As I paddled across the large western bay of Louisa and around the point, the wind suddenly disappeared, the lake became very calm and the sun came out! I pulled up to the vacant, most western site of the small island in the middle of the lake, stripped off a few layers and rigged up the fishing rod. I spent the rest of the morning slowly trolling the southern shore, marvelling at how beautiful Lake Louisa was. With the wind gone, the lake was like glass. No one was really up and on the lake yet, so I had this fantastic moment in time to myself. Quietly paddling and trolling on my own, just looking around at the beauty of the world around me, truly makes these solo trips worthwhile. It was incredible.
I didn't have any luck with the fishing until I got to the very end of the lake. A couple of hundred meters in front of the long portage to Rock Lake, the lake gets shallow and I finally got a strike! It was actually as I was reeling in my lure and I could see the trout take the lure not 4 feet from the canoe -- unusual since trout will flee if they spot a boat. In my exuberance, I tried to set the hook a little hastily and barely got it on the line. As I reeled it in, I lost it as I got it to the surface. Sigh. I would go home without any trout in my belly again.

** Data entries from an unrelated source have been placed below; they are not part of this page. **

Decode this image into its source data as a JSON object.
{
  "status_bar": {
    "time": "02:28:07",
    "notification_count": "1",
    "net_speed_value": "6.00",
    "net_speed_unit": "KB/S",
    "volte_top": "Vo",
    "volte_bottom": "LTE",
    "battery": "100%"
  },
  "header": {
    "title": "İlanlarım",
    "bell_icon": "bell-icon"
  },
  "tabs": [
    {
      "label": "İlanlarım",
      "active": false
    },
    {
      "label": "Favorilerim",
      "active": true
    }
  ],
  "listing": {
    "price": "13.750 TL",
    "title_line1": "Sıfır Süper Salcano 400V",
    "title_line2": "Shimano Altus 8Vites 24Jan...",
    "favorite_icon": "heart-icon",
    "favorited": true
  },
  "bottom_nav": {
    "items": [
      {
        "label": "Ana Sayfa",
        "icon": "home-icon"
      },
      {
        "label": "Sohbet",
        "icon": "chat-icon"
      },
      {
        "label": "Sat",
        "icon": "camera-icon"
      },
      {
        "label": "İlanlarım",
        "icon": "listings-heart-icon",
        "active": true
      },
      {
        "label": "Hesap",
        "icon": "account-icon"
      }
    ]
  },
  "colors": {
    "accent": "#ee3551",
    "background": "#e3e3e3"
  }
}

The 3000 m portage was long but not difficult coming from Louisa since it descended the majority of this way. It confirmed that doing the loop in a clockwise direction was the wise choice, despite paddling upstream on the Galipo. I divided into three sections to ease the shoulders. I find that, though my boat is very light, I'm only good for about 1000m with the canoe without taking a rest before my shoulders tell me to stop for a bit. The young couple that I met at the start of the trip were doing the portage at the same time. We chatted a bit as we passed each other. Due to the wind on Saturday, they decided to not complete the loop and just stayed on their site on Louisa for the weekend.
After putting in on Rock, I paddled across the bay and again was treated with a wonderul sighting of a bald eagle high on the cliffs near the pictographs. Two eagles in one trip!
The paddle to the end of Rock was fine though I was facing a fairly stiff headwind. A number of canoes were paddling in and it seemed that the flood of campers into Algonquin had begun in earnest. I think the pandemic lockdown will contribute to an increased number of Algonquin visitors this summer. With limited other options of things to do during a pandemic, what better way to isolate yourself than a backcountry canoe trip?
Though I got skunked on the trout and the bugs were bad a times, I thoroughly enjoyed this weekend solo trip. Was I exhausted when I reached the parking lot? You bet! Facing a fairly steady upstream current and some nasty headwinds while paddling solo, not to mention the 8km of portaging in less than 48 hours, it might have been a little ambitious for the first trip of the year; but at 49 years old, I'm happy to say that it was still manageable. Would I do it again? Absolutely! The area was beautiful and it was still early enough in the season to be relatively quiet for a weekend Algonquin trip. Besides, I definitely need to get back to Welcome and spend more time fishing there, now knowing what I know. Welcome Lake brook trout, just you wait!